Inside the Hill

Welcome to Inside the Hill! On this page, you’ll find my musings about all sorts of random aspects of working in the second National Zoo known as Congress, from how to get a job to how to advocate for an issue effectively. Enjoy!

The Informational Interview. 

When I was first searching for a job on Capitol Hill, I wanted to talk to anyone and everyone with a gold eagle on their business card. I emailed family friends, asked for connections through my college professors, neighbors, and parents of my friends, and literally cold called House offices from my home state to set up times to talk. In the end, after more than forty such conservations, my first job came completely unrelated to those conversations… at least not directly.

Now that I sit on the other side of the table, I will talk to anyone who asks. Simply put, I love it and am happy to try and help people sitting in the same seat I was not too long ago. Below are my observations and advice from years of taking part in this song and dance.

  • Know Your Objective: The informational interview has two objectives, both of which can be accomplished in fifteen minutes. First, you are trying to get information about the job you want – hence the “informational” part. Second, you want to leave a positive impression on the person you are talking to. If you are trying to get a Staff Assistant job, there is only so much to learn. However, if the staffer you are talking to hangs up thinking “wow, she was really bright” then when you come back two months later asking them to forward your resume, they’ll remember you. Make sure to present yourself and articulate, thoughtful, personable, and well-read.
  • Control The Conversation: There is nothing worse than sitting down with a recent college graduate who just stares at you as if you’re going to be some fountain of knowledge they just have to turn on. If you asked for the meeting, you need to run it. Start by thanking them and proactively saying “let me tell you a little bit about myself.” They don’t know you, so don’t make them ask for your background. Follow up by asking the same of them. Bring with you a checklist of things you want to know and work your way through. If they say something interesting, dig deeper even if it takes you off course for a minute.
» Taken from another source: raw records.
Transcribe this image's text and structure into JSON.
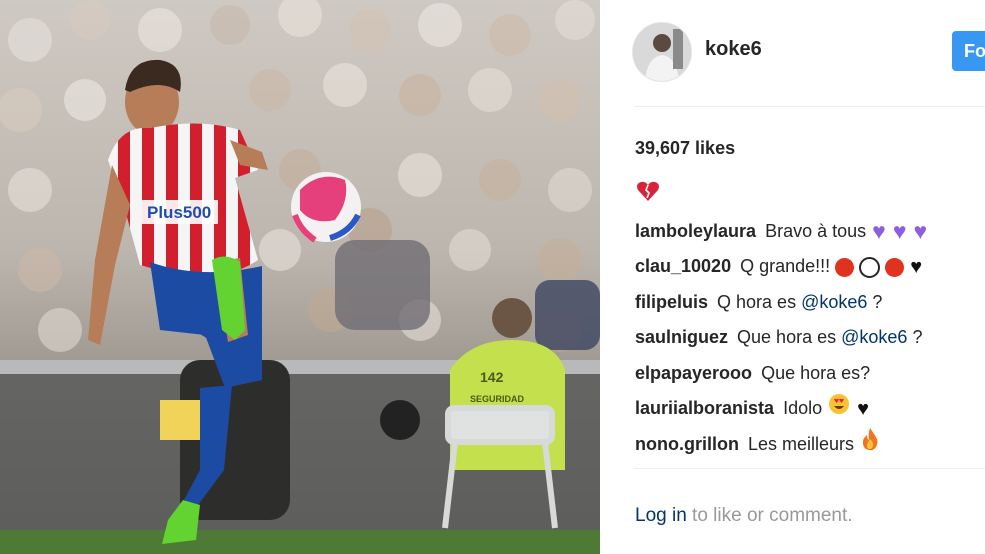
{
  "post": {
    "username": "koke6",
    "follow_label": "Fo",
    "likes": "39,607 likes",
    "comments": [
      {
        "user": "",
        "text": "",
        "emoji": [
          "broken-heart"
        ]
      },
      {
        "user": "lamboleylaura",
        "text": "Bravo à tous",
        "emoji": [
          "purple-heart",
          "purple-heart",
          "purple-heart"
        ]
      },
      {
        "user": "clau_10020",
        "text": "Q grande!!!",
        "emoji": [
          "red-circle",
          "white-circle",
          "red-circle",
          "black-heart"
        ]
      },
      {
        "user": "filipeluis",
        "text": "Q hora es",
        "mention": "@koke6",
        "after": "?",
        "emoji": []
      },
      {
        "user": "saulniguez",
        "text": "Que hora es",
        "mention": "@koke6",
        "after": "?",
        "emoji": []
      },
      {
        "user": "elpapayerooo",
        "text": "Que hora es?",
        "emoji": []
      },
      {
        "user": "lauriialboranista",
        "text": "Idolo",
        "emoji": [
          "heart-eyes",
          "black-heart"
        ]
      },
      {
        "user": "nono.grillon",
        "text": "Les meilleurs",
        "emoji": [
          "fire"
        ]
      }
    ],
    "login_link": "Log in",
    "login_text": " to like or comment.",
    "photo_text": {
      "sponsor": "Plus500",
      "number": "142",
      "vest": "SEGURIDAD"
    }
  },
  "colors": {
    "accent": "#3897f0",
    "link": "#003569",
    "muted": "#999999",
    "text": "#262626"
  }
}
Silence is your enemy.
  • Do Your Homework: Nothing leaves a bad taste in my mouth more than someone who asks me a question that could have been answered by a quick google search. The informational interview is about establishing a connection with someone and gaining inside knowledge. If you are interviewing a Chief of Staff you should know who their member is, what district they are from, and what committees they work on. Use this information to shape your questions, don’t use your questions to find this information.
  • Always Open Ended: First rule of interviews: people love to talk about themselves. Avoid asking yes or no questions. Say things like “tell me about…” or “what was x like..” People get more comfortable the more they talk, and the more they talk the more likely they’ll say something interesting that you can follow up on. The more an interview is like a conservation, the more likely the staffer will walk away thinking highly of you.
  • Ask Away: This is your chance. The person agreed to sit down with you. If they had a really cool position in the Obama White House, ask them about it! If they don’t want to share, they won’t, but you never know. One of my biggest regrets was sitting down with someone who held a critical position with Hillary Clinton and utterly failing to ask anything of substance. Present me wishes past me had read this post.
  • The Follow Up: This is the single most notable way you can screw up a good informational interview. Sending a prompt follow up email is much like driving a car without getting into an accident. If you arrive safely, no one will congratulate you. But if you crash, everyone will notice. The follow up “thank you” email is like the ribbon on a present. It gives you an opportunity to give your closing speech one last time (always attach your resume) and establish that you will contact them again if you need help. People appreciate being flattered, and a simple “thank you” will do the trick. If you don’t email and then three months later want their help? Well, good luck.